BEGIN Data for this task
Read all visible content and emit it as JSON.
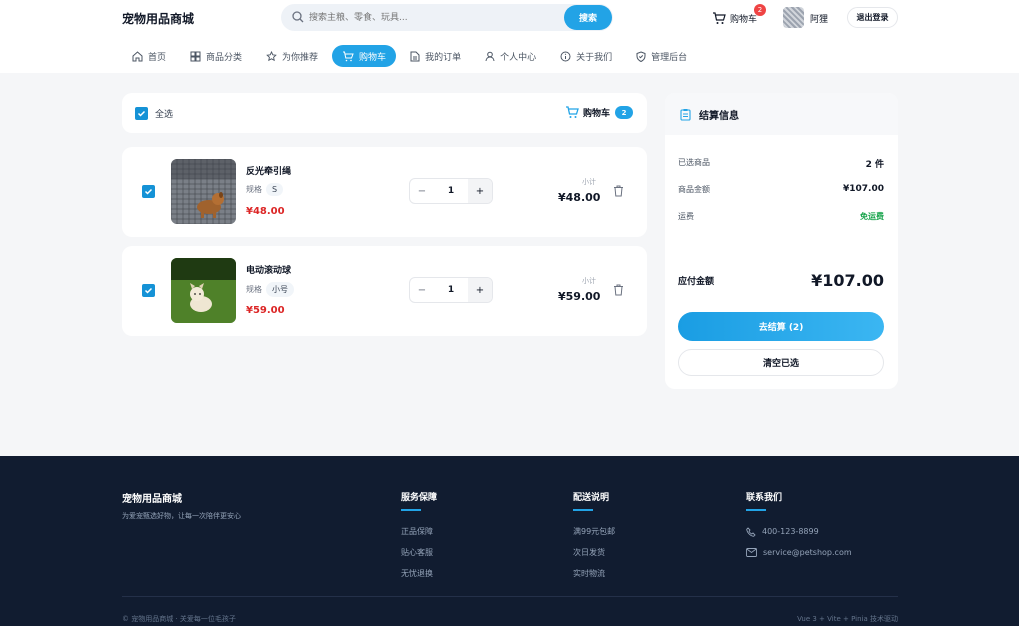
{
  "header": {
    "logo": "宠物用品商城",
    "search_placeholder": "搜索主粮、零食、玩具...",
    "search_button": "搜索",
    "cart_label": "购物车",
    "cart_badge": "2",
    "user_name": "阿狸",
    "logout": "退出登录"
  },
  "nav": [
    {
      "label": "首页",
      "icon": "home-icon"
    },
    {
      "label": "商品分类",
      "icon": "grid-icon"
    },
    {
      "label": "为你推荐",
      "icon": "star-icon"
    },
    {
      "label": "购物车",
      "icon": "cart-icon",
      "active": true
    },
    {
      "label": "我的订单",
      "icon": "document-icon"
    },
    {
      "label": "个人中心",
      "icon": "user-icon"
    },
    {
      "label": "关于我们",
      "icon": "info-icon"
    },
    {
      "label": "管理后台",
      "icon": "shield-icon"
    }
  ],
  "cart": {
    "select_all_label": "全选",
    "title": "购物车",
    "count": "2",
    "items": [
      {
        "name": "反光牵引绳",
        "spec_label": "规格",
        "spec": "S",
        "price": "¥48.00",
        "qty": "1",
        "subtotal_label": "小计",
        "subtotal": "¥48.00"
      },
      {
        "name": "电动滚动球",
        "spec_label": "规格",
        "spec": "小号",
        "price": "¥59.00",
        "qty": "1",
        "subtotal_label": "小计",
        "subtotal": "¥59.00"
      }
    ]
  },
  "summary": {
    "title": "结算信息",
    "selected_label": "已选商品",
    "selected_value": "2 件",
    "amount_label": "商品金额",
    "amount_value": "¥107.00",
    "shipping_label": "运费",
    "shipping_value": "免运费",
    "total_label": "应付金额",
    "total_value": "¥107.00",
    "checkout_button": "去结算 (2)",
    "clear_button": "清空已选"
  },
  "footer": {
    "brand": "宠物用品商城",
    "tagline": "为爱宠甄选好物，让每一次陪伴更安心",
    "col1_title": "服务保障",
    "col1_items": [
      "正品保障",
      "贴心客服",
      "无忧退换"
    ],
    "col2_title": "配送说明",
    "col2_items": [
      "满99元包邮",
      "次日发货",
      "实时物流"
    ],
    "col3_title": "联系我们",
    "phone": "400-123-8899",
    "email": "service@petshop.com",
    "copyright": "© 宠物用品商城 · 关爱每一位毛孩子",
    "tech": "Vue 3 + Vite + Pinia 技术驱动"
  },
  "colors": {
    "accent": "#22a3e6",
    "price": "#dc2626",
    "free": "#16a34a",
    "footer_bg": "#111c30"
  }
}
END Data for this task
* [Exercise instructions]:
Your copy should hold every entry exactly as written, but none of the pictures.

* [Response to this exercise]:
Read all visible content and emit it as JSON.
{
  "header": {
    "logo": "宠物用品商城",
    "search_placeholder": "搜索主粮、零食、玩具...",
    "search_button": "搜索",
    "cart_label": "购物车",
    "cart_badge": "2",
    "user_name": "阿狸",
    "logout": "退出登录"
  },
  "nav": [
    {
      "label": "首页",
      "icon": "home-icon"
    },
    {
      "label": "商品分类",
      "icon": "grid-icon"
    },
    {
      "label": "为你推荐",
      "icon": "star-icon"
    },
    {
      "label": "购物车",
      "icon": "cart-icon",
      "active": true
    },
    {
      "label": "我的订单",
      "icon": "document-icon"
    },
    {
      "label": "个人中心",
      "icon": "user-icon"
    },
    {
      "label": "关于我们",
      "icon": "info-icon"
    },
    {
      "label": "管理后台",
      "icon": "shield-icon"
    }
  ],
  "cart": {
    "select_all_label": "全选",
    "title": "购物车",
    "count": "2",
    "items": [
      {
        "name": "反光牵引绳",
        "spec_label": "规格",
        "spec": "S",
        "price": "¥48.00",
        "qty": "1",
        "subtotal_label": "小计",
        "subtotal": "¥48.00"
      },
      {
        "name": "电动滚动球",
        "spec_label": "规格",
        "spec": "小号",
        "price": "¥59.00",
        "qty": "1",
        "subtotal_label": "小计",
        "subtotal": "¥59.00"
      }
    ]
  },
  "summary": {
    "title": "结算信息",
    "selected_label": "已选商品",
    "selected_value": "2 件",
    "amount_label": "商品金额",
    "amount_value": "¥107.00",
    "shipping_label": "运费",
    "shipping_value": "免运费",
    "total_label": "应付金额",
    "total_value": "¥107.00",
    "checkout_button": "去结算 (2)",
    "clear_button": "清空已选"
  },
  "footer": {
    "brand": "宠物用品商城",
    "tagline": "为爱宠甄选好物，让每一次陪伴更安心",
    "col1_title": "服务保障",
    "col1_items": [
      "正品保障",
      "贴心客服",
      "无忧退换"
    ],
    "col2_title": "配送说明",
    "col2_items": [
      "满99元包邮",
      "次日发货",
      "实时物流"
    ],
    "col3_title": "联系我们",
    "phone": "400-123-8899",
    "email": "service@petshop.com",
    "copyright": "© 宠物用品商城 · 关爱每一位毛孩子",
    "tech": "Vue 3 + Vite + Pinia 技术驱动"
  },
  "colors": {
    "accent": "#22a3e6",
    "price": "#dc2626",
    "free": "#16a34a",
    "footer_bg": "#111c30"
  }
}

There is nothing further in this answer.